_The task_.
Check every line of the entries below for the word "kind", and copy the ones that have it.

_Extracted data_.
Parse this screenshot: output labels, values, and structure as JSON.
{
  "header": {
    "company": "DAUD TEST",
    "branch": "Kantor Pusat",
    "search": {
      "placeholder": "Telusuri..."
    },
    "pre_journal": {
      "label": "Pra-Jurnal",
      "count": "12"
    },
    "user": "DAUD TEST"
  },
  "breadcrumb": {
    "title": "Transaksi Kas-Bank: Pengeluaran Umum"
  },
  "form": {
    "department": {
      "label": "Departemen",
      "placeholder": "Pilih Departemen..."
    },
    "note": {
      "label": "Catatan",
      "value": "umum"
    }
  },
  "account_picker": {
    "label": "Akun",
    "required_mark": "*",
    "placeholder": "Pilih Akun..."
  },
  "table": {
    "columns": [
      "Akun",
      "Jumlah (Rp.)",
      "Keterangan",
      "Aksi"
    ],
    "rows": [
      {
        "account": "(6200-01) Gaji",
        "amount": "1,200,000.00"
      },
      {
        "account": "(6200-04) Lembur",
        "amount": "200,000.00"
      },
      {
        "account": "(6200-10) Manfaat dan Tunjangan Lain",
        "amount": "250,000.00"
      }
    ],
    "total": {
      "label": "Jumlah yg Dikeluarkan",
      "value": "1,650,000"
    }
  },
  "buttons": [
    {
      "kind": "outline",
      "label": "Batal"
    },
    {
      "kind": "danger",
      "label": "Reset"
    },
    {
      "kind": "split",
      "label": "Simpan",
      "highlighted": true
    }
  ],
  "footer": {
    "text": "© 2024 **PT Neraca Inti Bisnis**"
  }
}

_Task result_.
      "kind": "outline",
      "kind": "danger",
      "kind": "split",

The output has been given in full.